Oil prices have fallen significantly in the past week on concerns that the new Omicron variant of COVID-19 could impact on demand.

However, don’t bet that prices will continue falling significantly as there are a number of factors that could keep the Brent crude benchmark around its current price of US$74.25 per barrel.

First is the colder-than-expected start to winter that everyone in Europe (and possibly Asia) has been dreading.

This has already started sapping the far lower-than-average volumes of gas in storage, sending future prices for gas delivered in January 2022 via the Dutch Title Transfer Facility up from a recent low of €65 per megawatt-hour (MWh) a month ago to more than €93/MWh.

Reuters added that market expectations that Russia would start large-scale gas deliveries to Europe via existing pipelines and the newly completed Nord Stream 2 have not panned out either.

Some forecasters are already predicting that European gas inventories could be completely wiped out and if recent history is anything to go by could see a mad scramble for oil to help power electrical generation.

To top it off, lower oil prices are also likely to cause OPEC to cease its policy of gradual crude supply increases to curtail any further reductions in how much they are receive for every barrel of oil.

Taken together, it is far more likely that we will see oil prices climb, especially if Europe and other parts of the Northern Hemisphere experiences sustained colder than normal temperatures throughout the rest of winter.

States leading renewable push

Meanwhile, a study by the World Wide Fund for Nature has found – to no one’s surprise – that the Australian Federal Government has lagged behind all states and territories in moving towards clean energy.

That would been obvious to anyone paying attention to the government and its rhetoric about the gas-led recovery.

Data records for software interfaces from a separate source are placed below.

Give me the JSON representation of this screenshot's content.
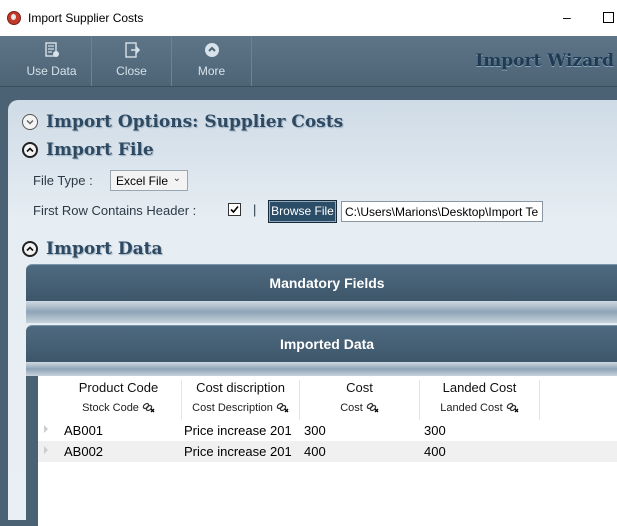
{
  "window": {
    "title": "Import Supplier Costs",
    "minimize_glyph": "–"
  },
  "toolbar": {
    "buttons": [
      {
        "label": "Use Data",
        "icon": "use-data-icon"
      },
      {
        "label": "Close",
        "icon": "close-icon"
      },
      {
        "label": "More",
        "icon": "more-icon"
      }
    ],
    "wizard_title": "Import Wizard"
  },
  "sections": {
    "options": "Import Options: Supplier Costs",
    "file": "Import File",
    "data": "Import Data"
  },
  "file": {
    "file_type_label": "File Type :",
    "file_type_value": "Excel File",
    "header_label": "First Row Contains Header :",
    "header_checked": true,
    "separator": "|",
    "browse_label": "Browse File",
    "path_value": "C:\\Users\\Marions\\Desktop\\Import Te"
  },
  "bars": {
    "mandatory": "Mandatory Fields",
    "imported": "Imported Data"
  },
  "grid": {
    "columns": [
      {
        "title": "Product Code",
        "mapping": "Stock Code"
      },
      {
        "title": "Cost discription",
        "mapping": "Cost Description"
      },
      {
        "title": "Cost",
        "mapping": "Cost"
      },
      {
        "title": "Landed Cost",
        "mapping": "Landed Cost"
      }
    ],
    "rows": [
      [
        "AB001",
        "Price increase 201",
        "300",
        "300"
      ],
      [
        "AB002",
        "Price increase 201",
        "400",
        "400"
      ]
    ]
  },
  "colors": {
    "toolbar": "#4c6475",
    "panel": "#e6edf3",
    "bar": "#3e566a",
    "browse": "#2c4d68"
  }
}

The study found that Tasmania led the push, scoring 61 out of 100 for its policies, which include a class-leading renewable energy target of 200% by 2040.

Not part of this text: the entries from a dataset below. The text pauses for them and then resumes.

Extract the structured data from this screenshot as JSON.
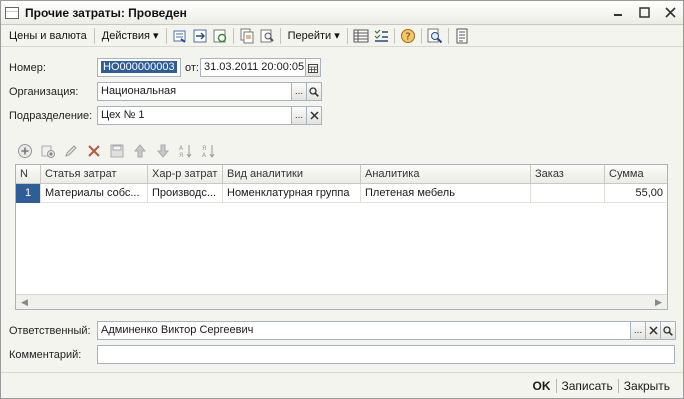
{
  "window": {
    "title": "Прочие затраты: Проведен"
  },
  "toolbar": {
    "prices_label": "Цены и валюта",
    "actions_label": "Действия",
    "goto_label": "Перейти"
  },
  "form": {
    "number_label": "Номер:",
    "number_value": "НО000000003",
    "date_from_label": "от:",
    "date_value": "31.03.2011 20:00:05",
    "org_label": "Организация:",
    "org_value": "Национальная",
    "dept_label": "Подразделение:",
    "dept_value": "Цех № 1",
    "responsible_label": "Ответственный:",
    "responsible_value": "Админенко Виктор Сергеевич",
    "comment_label": "Комментарий:",
    "comment_value": ""
  },
  "table": {
    "columns": [
      "N",
      "Статья затрат",
      "Хар-р затрат",
      "Вид аналитики",
      "Аналитика",
      "Заказ",
      "Сумма"
    ],
    "rows": [
      [
        "1",
        "Материалы собс...",
        "Производс...",
        "Номенклатурная группа",
        "Плетеная мебель",
        "",
        "55,00"
      ]
    ]
  },
  "bottom": {
    "ok_label": "OK",
    "save_label": "Записать",
    "close_label": "Закрыть"
  }
}
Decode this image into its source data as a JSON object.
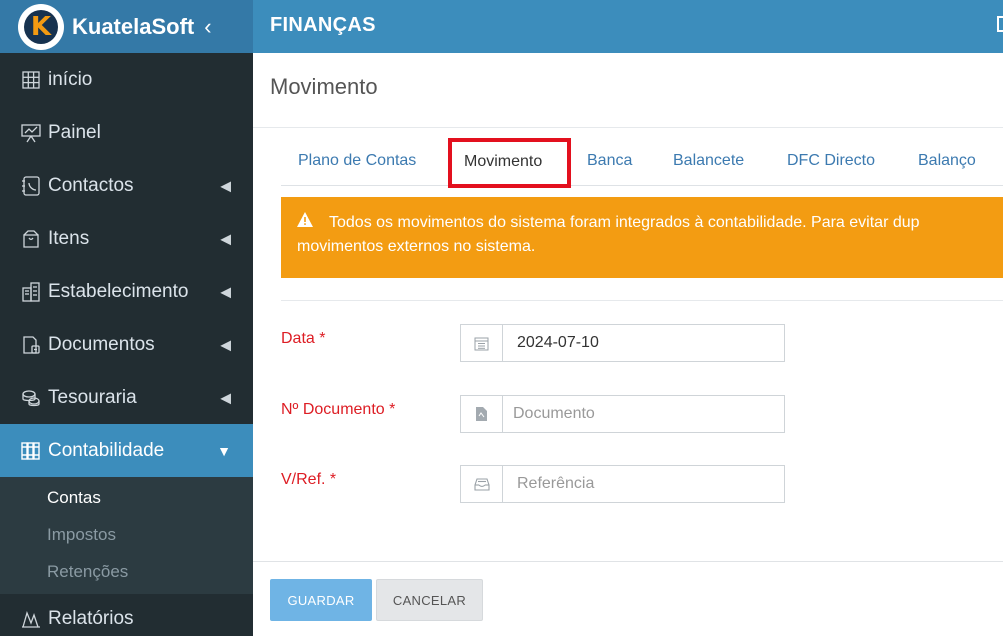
{
  "brand": {
    "name": "KuatelaSoft",
    "logo_letter": "K",
    "collapse_glyph": "‹"
  },
  "header": {
    "module_title": "FINANÇAS"
  },
  "page": {
    "title": "Movimento"
  },
  "sidebar": {
    "items": [
      {
        "label": "início",
        "icon": "grid-icon",
        "has_arrow": false
      },
      {
        "label": "Painel",
        "icon": "presentation-icon",
        "has_arrow": false
      },
      {
        "label": "Contactos",
        "icon": "contacts-icon",
        "has_arrow": true
      },
      {
        "label": "Itens",
        "icon": "box-icon",
        "has_arrow": true
      },
      {
        "label": "Estabelecimento",
        "icon": "building-icon",
        "has_arrow": true
      },
      {
        "label": "Documentos",
        "icon": "documents-icon",
        "has_arrow": true
      },
      {
        "label": "Tesouraria",
        "icon": "coins-icon",
        "has_arrow": true
      },
      {
        "label": "Contabilidade",
        "icon": "ledger-icon",
        "has_arrow": true,
        "active": true
      },
      {
        "label": "Relatórios",
        "icon": "chart-icon",
        "has_arrow": false
      }
    ],
    "submenu": [
      "Contas",
      "Impostos",
      "Retenções"
    ]
  },
  "tabs": [
    "Plano de Contas",
    "Movimento",
    "Banca",
    "Balancete",
    "DFC Directo",
    "Balanço"
  ],
  "alert": {
    "line1": "Todos os movimentos do sistema foram integrados à contabilidade. Para evitar dup",
    "line2": "movimentos externos no sistema."
  },
  "form": {
    "date_label": "Data *",
    "date_value": "2024-07-10",
    "doc_label": "Nº Documento *",
    "doc_placeholder": "Documento",
    "ref_label": "V/Ref. *",
    "ref_placeholder": "Referência"
  },
  "buttons": {
    "save": "GUARDAR",
    "cancel": "CANCELAR"
  },
  "colors": {
    "sidebar": "#222d32",
    "header": "#3c8dbc",
    "alert": "#f39c12",
    "required": "#dd1d24",
    "highlight": "#e3101e"
  }
}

Second place was taken out by New South Wales for pushing green hydrogen and taking steps to decarbonise its transport and industrial sectors.

Predictably, a spokesperson for Federal Energy and Emissions Reduction Minister Angus Taylor defended the scale of the government’s investment, saying the WWF report failed to recognise initiatives such as its $464m “clean” hydrogen hubs program, which includes blue hydrogen.

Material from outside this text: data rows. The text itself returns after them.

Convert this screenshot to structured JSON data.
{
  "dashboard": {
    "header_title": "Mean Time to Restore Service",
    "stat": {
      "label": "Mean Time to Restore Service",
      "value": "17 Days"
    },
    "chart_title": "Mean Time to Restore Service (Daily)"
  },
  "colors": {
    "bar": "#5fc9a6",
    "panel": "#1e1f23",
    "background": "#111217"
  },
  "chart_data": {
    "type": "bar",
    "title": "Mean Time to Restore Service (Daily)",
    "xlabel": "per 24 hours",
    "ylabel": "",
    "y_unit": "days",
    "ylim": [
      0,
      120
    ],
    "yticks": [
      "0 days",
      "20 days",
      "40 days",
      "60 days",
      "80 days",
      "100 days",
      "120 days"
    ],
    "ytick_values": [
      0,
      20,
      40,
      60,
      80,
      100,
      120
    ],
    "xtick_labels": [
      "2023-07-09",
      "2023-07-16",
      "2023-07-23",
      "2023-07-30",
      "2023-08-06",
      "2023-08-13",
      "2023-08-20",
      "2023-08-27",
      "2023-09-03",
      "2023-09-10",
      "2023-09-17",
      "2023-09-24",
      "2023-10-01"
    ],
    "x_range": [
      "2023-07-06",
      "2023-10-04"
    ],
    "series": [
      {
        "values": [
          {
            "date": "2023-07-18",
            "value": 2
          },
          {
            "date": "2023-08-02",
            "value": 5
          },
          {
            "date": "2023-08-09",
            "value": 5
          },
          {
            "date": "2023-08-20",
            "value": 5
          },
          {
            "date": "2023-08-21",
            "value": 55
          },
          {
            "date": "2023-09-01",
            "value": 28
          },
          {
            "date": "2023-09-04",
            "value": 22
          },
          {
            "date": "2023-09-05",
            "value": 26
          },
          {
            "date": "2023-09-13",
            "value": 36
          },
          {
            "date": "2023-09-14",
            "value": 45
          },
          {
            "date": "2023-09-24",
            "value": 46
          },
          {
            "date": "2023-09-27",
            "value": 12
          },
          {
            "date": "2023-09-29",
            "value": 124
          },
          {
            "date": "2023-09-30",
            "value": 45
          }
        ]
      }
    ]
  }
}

Somewhat more encouragingly, the spokesperson added that the government supported every priority project identified by the AEMO’s 2020 integrated system plan and was investing more in pumped hydro and batteries than every Australian jurisdiction combined.